### DATA SUPPLIED
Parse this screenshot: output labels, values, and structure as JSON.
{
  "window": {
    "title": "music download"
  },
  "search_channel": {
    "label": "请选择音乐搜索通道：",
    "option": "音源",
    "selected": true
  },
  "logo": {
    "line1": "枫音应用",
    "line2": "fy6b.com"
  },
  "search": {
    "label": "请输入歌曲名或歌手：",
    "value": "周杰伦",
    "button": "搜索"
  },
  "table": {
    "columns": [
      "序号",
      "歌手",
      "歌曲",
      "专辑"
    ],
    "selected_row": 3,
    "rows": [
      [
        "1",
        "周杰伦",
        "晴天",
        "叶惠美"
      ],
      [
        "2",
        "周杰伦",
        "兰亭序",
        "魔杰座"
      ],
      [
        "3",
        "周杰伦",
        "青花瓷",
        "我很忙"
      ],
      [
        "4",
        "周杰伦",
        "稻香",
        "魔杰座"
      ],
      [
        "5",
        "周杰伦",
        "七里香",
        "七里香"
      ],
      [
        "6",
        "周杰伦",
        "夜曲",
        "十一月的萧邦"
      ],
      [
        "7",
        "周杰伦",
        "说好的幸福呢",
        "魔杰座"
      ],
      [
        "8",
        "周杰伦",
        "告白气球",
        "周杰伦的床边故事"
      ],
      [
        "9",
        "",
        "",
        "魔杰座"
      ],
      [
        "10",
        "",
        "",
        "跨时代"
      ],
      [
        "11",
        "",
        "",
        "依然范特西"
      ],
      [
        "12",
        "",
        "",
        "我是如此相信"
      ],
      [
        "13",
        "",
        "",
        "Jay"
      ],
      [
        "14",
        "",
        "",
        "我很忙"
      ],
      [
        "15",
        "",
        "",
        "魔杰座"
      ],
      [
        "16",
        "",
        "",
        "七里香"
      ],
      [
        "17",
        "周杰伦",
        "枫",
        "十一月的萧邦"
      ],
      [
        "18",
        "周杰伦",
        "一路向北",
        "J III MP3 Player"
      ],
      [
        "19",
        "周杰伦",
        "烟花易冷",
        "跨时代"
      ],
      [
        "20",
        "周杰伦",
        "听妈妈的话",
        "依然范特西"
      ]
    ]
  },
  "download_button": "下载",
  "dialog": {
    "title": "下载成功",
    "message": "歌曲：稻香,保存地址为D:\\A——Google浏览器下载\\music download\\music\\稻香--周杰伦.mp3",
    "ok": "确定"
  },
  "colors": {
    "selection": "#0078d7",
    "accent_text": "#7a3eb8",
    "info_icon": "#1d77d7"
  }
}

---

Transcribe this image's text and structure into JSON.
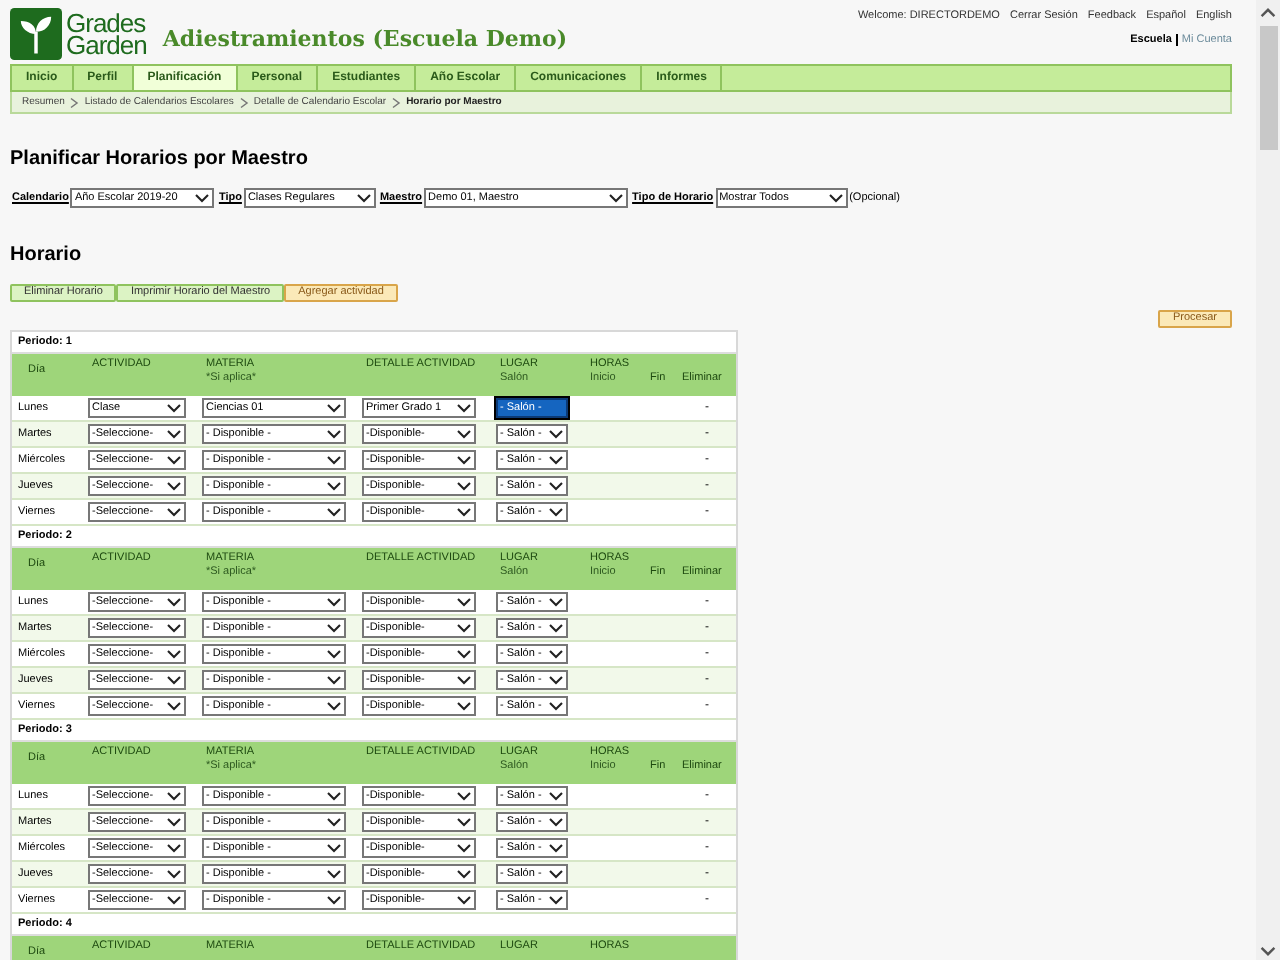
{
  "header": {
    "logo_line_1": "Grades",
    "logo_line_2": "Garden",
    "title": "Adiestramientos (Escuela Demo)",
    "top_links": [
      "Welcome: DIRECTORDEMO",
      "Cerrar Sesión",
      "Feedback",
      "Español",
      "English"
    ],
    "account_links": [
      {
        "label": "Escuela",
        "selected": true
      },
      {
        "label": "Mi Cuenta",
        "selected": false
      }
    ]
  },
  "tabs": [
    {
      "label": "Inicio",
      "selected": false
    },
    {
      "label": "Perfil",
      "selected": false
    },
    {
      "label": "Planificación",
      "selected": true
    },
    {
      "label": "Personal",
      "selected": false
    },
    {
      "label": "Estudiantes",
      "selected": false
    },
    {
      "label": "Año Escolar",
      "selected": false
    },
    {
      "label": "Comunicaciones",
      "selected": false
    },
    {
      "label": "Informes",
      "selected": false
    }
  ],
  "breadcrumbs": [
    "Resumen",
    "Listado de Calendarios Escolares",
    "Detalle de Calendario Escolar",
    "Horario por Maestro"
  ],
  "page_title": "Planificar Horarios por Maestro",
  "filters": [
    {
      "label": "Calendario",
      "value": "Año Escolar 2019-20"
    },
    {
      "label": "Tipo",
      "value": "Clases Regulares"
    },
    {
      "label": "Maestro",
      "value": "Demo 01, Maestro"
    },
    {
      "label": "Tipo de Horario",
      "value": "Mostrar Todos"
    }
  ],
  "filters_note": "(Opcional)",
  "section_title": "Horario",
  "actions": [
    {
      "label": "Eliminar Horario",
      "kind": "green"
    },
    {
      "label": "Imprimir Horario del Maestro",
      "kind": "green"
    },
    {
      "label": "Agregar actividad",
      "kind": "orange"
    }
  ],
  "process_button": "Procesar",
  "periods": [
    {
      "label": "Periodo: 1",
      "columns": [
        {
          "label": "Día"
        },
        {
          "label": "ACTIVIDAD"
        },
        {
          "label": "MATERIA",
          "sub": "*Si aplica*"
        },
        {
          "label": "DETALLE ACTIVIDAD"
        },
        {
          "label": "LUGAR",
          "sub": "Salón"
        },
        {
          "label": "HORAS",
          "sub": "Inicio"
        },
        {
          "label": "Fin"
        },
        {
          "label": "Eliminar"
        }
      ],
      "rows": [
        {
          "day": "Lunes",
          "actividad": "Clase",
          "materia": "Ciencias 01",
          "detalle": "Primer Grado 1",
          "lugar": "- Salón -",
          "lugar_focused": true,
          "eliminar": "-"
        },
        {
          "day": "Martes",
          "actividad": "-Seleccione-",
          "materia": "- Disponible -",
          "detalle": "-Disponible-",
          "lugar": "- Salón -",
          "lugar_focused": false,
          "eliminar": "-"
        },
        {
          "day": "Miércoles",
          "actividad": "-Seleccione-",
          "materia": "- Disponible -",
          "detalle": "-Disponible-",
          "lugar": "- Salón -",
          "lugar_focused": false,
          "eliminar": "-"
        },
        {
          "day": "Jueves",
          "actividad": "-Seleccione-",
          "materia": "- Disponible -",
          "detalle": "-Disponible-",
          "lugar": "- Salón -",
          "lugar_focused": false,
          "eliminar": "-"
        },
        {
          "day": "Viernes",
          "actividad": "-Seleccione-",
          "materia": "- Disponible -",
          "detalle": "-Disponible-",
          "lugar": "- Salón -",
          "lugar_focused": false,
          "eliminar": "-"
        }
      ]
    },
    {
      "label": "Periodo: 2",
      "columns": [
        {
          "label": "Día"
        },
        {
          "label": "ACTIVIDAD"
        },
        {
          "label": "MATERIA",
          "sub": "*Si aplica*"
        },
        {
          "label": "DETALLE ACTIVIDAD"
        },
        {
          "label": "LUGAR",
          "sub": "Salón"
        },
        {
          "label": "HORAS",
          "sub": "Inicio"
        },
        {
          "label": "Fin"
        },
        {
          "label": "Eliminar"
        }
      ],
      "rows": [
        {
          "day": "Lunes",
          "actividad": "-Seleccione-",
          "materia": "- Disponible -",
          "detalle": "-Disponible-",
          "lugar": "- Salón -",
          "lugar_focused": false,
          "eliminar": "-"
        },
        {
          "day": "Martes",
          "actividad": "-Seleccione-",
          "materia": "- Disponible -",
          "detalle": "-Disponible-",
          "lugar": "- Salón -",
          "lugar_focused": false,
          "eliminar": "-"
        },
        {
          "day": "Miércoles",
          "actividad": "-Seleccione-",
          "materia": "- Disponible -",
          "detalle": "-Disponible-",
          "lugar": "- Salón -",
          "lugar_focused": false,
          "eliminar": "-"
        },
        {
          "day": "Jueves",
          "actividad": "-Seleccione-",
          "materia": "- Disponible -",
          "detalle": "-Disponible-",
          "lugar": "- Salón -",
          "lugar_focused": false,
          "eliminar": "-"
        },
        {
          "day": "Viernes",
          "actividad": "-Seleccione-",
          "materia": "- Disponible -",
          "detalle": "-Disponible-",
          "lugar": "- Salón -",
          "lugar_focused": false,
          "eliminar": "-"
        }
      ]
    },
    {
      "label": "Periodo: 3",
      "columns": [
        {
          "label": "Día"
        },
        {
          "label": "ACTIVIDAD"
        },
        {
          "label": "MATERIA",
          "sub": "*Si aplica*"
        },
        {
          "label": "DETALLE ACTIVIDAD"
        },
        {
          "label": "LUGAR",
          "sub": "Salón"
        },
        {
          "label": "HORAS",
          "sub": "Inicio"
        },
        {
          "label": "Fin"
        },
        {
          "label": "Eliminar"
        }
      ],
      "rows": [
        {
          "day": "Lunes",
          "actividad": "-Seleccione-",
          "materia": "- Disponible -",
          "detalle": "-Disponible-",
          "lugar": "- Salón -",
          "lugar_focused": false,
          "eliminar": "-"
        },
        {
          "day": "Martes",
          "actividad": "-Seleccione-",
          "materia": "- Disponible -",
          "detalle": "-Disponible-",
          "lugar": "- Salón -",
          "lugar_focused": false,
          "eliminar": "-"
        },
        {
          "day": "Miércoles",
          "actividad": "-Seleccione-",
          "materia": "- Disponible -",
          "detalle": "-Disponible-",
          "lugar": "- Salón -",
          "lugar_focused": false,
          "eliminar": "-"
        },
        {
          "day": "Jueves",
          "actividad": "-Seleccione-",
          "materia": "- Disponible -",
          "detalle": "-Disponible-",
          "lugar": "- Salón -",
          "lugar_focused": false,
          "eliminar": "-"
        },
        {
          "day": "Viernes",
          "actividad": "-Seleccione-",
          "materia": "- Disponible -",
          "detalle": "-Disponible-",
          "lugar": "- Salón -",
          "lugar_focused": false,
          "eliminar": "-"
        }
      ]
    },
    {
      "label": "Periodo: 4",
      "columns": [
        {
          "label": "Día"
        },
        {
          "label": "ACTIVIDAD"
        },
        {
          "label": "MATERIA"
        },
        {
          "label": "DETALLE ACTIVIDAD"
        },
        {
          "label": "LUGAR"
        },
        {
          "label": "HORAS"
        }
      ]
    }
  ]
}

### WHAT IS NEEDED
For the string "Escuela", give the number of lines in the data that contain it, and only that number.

### ANSWER SECTION
2